§ What needs to be done: Please write out every entry below exactly, leaving out any pictures.

━━ Exercise data ━━

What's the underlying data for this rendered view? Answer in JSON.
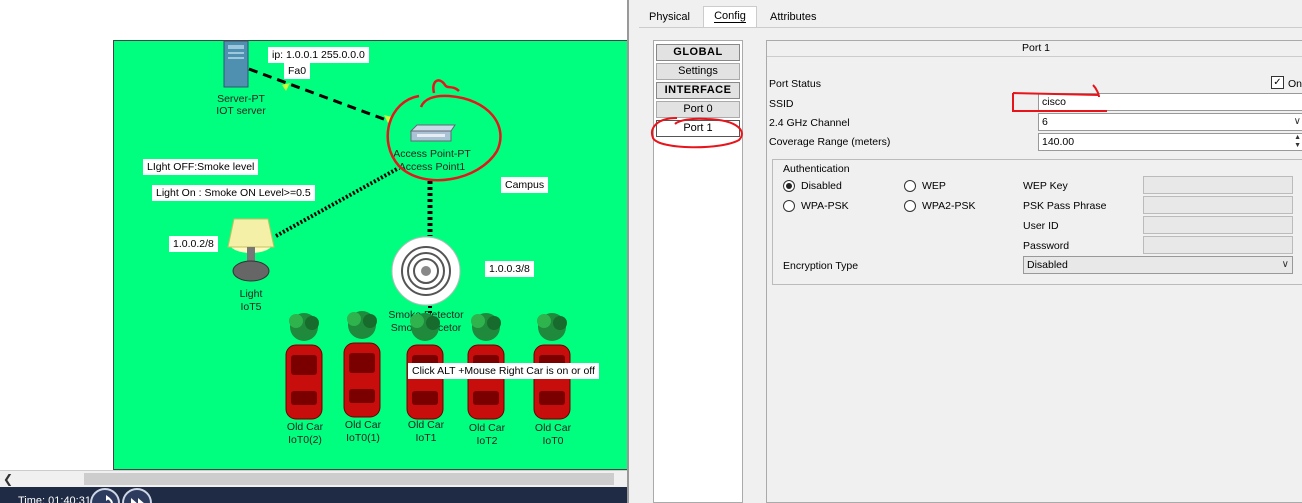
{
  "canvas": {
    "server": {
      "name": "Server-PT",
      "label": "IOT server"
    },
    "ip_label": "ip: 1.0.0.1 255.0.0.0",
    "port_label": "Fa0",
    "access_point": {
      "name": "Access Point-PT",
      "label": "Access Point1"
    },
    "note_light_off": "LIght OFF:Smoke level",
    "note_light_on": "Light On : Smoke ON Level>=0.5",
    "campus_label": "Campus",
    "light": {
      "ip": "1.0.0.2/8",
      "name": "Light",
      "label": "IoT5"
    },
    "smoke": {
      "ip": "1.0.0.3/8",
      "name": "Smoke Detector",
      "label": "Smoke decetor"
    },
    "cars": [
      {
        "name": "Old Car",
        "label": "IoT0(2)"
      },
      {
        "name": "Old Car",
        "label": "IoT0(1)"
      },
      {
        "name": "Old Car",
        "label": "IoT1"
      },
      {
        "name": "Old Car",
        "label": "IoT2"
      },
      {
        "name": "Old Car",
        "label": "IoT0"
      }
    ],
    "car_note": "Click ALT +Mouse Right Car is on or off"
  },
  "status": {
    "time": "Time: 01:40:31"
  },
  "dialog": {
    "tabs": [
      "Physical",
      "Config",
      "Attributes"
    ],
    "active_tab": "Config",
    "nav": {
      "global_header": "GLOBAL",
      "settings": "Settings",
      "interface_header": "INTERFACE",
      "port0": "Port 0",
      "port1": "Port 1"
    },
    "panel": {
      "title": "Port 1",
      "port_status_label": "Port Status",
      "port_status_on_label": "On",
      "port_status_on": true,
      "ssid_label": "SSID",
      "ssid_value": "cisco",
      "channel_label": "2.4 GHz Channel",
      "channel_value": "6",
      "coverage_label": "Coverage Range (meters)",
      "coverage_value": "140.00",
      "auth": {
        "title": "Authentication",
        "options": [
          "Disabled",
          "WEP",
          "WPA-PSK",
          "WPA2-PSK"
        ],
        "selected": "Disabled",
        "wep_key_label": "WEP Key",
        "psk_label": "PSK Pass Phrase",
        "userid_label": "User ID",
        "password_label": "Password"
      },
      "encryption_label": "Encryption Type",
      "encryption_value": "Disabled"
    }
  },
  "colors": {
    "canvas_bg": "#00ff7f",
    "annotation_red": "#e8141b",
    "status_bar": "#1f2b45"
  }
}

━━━

§ Task response:
What's the underlying data for this rendered view? Answer in JSON.
{
  "canvas": {
    "server": {
      "name": "Server-PT",
      "label": "IOT server"
    },
    "ip_label": "ip: 1.0.0.1 255.0.0.0",
    "port_label": "Fa0",
    "access_point": {
      "name": "Access Point-PT",
      "label": "Access Point1"
    },
    "note_light_off": "LIght OFF:Smoke level",
    "note_light_on": "Light On : Smoke ON Level>=0.5",
    "campus_label": "Campus",
    "light": {
      "ip": "1.0.0.2/8",
      "name": "Light",
      "label": "IoT5"
    },
    "smoke": {
      "ip": "1.0.0.3/8",
      "name": "Smoke Detector",
      "label": "Smoke decetor"
    },
    "cars": [
      {
        "name": "Old Car",
        "label": "IoT0(2)"
      },
      {
        "name": "Old Car",
        "label": "IoT0(1)"
      },
      {
        "name": "Old Car",
        "label": "IoT1"
      },
      {
        "name": "Old Car",
        "label": "IoT2"
      },
      {
        "name": "Old Car",
        "label": "IoT0"
      }
    ],
    "car_note": "Click ALT +Mouse Right Car is on or off"
  },
  "status": {
    "time": "Time: 01:40:31"
  },
  "dialog": {
    "tabs": [
      "Physical",
      "Config",
      "Attributes"
    ],
    "active_tab": "Config",
    "nav": {
      "global_header": "GLOBAL",
      "settings": "Settings",
      "interface_header": "INTERFACE",
      "port0": "Port 0",
      "port1": "Port 1"
    },
    "panel": {
      "title": "Port 1",
      "port_status_label": "Port Status",
      "port_status_on_label": "On",
      "port_status_on": true,
      "ssid_label": "SSID",
      "ssid_value": "cisco",
      "channel_label": "2.4 GHz Channel",
      "channel_value": "6",
      "coverage_label": "Coverage Range (meters)",
      "coverage_value": "140.00",
      "auth": {
        "title": "Authentication",
        "options": [
          "Disabled",
          "WEP",
          "WPA-PSK",
          "WPA2-PSK"
        ],
        "selected": "Disabled",
        "wep_key_label": "WEP Key",
        "psk_label": "PSK Pass Phrase",
        "userid_label": "User ID",
        "password_label": "Password"
      },
      "encryption_label": "Encryption Type",
      "encryption_value": "Disabled"
    }
  },
  "colors": {
    "canvas_bg": "#00ff7f",
    "annotation_red": "#e8141b",
    "status_bar": "#1f2b45"
  }
}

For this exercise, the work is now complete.